Business leaders should view climate change as a business threat no different than any other, says "Risky Business," a new report on climate change released Tuesday in New York.
The report says climate change will cost billions of dollars as waterfront property is lost to rising seas, new power plants are required to meet the energy demands created by a warmer climate and lower productity for workers outdoors in hot weather.
Former New York City Mayor Michael Bloomberg, former Treasury Secretary Henry Paulson, former Treasury Secretary Robert Rubin and former U.S. Senator Olympia Snowe are among those behind the report, which urges businesses to think in terms of their profits when they consider their carbon footprint.
But humans can still avoid the most costly effects of climate change if we take action quickly, the report says.
Left unchecked, the report warns that the current climate change pattern will cost an estimated $106 billion in lost coastal property by 2050 in the United States alone. Among the costs: beachfront property lost to rising sea levels and Midwestern crop yields declining by 19 percent.

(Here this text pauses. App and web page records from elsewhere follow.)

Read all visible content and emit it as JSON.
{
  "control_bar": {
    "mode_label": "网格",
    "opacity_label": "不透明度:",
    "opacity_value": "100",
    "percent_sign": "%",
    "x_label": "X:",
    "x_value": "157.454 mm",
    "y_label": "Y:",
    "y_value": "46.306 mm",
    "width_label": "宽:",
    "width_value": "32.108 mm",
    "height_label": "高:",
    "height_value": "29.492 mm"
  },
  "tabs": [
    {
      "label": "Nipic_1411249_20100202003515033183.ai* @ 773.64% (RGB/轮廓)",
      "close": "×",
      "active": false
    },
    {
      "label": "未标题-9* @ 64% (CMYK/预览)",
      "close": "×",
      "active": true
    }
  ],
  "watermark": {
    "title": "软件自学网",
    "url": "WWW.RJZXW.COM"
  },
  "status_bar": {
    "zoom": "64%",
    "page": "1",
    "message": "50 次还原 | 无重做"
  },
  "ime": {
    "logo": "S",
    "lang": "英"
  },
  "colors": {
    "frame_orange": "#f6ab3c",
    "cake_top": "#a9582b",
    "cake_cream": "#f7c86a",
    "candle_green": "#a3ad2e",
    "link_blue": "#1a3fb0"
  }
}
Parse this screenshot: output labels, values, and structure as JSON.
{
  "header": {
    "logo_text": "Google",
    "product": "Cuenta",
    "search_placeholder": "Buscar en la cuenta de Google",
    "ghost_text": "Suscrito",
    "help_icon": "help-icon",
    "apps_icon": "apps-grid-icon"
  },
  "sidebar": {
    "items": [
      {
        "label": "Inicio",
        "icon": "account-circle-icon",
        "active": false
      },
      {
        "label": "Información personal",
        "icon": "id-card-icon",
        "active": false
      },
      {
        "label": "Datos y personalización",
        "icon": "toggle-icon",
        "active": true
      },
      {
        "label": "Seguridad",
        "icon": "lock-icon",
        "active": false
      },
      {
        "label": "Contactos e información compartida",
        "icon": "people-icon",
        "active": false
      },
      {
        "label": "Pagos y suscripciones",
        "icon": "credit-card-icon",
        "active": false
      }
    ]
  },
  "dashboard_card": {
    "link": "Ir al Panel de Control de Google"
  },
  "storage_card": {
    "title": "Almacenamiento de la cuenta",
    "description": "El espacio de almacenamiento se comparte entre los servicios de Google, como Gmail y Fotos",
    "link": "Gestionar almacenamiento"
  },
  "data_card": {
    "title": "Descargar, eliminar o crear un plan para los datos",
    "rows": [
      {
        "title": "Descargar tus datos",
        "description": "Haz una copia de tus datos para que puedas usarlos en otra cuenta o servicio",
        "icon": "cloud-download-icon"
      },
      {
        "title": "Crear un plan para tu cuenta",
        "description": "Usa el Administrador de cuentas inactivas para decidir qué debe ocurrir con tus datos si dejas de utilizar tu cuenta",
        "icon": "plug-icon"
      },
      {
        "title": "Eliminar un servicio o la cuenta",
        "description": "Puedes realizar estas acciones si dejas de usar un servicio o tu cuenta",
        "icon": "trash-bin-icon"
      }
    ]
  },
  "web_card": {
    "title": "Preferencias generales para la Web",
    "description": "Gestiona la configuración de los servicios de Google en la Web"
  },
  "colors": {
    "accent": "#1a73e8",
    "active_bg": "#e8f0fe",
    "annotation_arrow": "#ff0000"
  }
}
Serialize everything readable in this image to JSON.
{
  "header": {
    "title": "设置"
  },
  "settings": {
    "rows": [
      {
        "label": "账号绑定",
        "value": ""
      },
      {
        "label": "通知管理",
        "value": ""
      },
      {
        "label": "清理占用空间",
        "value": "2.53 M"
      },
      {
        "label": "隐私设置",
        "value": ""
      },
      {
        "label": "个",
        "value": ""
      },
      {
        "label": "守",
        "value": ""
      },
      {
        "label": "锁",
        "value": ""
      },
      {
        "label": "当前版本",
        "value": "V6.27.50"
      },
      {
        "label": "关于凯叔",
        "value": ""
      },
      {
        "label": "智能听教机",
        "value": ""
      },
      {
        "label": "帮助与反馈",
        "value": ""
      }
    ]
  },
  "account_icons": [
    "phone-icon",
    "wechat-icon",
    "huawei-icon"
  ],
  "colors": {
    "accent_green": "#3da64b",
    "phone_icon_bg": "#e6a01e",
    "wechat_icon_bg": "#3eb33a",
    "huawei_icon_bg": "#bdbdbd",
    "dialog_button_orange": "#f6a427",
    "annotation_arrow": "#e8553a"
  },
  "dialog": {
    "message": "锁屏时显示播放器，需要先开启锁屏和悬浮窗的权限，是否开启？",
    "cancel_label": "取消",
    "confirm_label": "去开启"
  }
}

In addition, the Risky Business Project report says the average American will experience 27 to 50 more days each year with temperatures topping 35 degrees. That means more power plants will be required to keep people and businesses cool, which will cost U.S. consumers an added $12 billion a year.
The report urges members of the business community to view climate change not as a political problem, but as an economic opportunity to improve their earnings.
Some information for this report comes from AP, AFP and Reuters.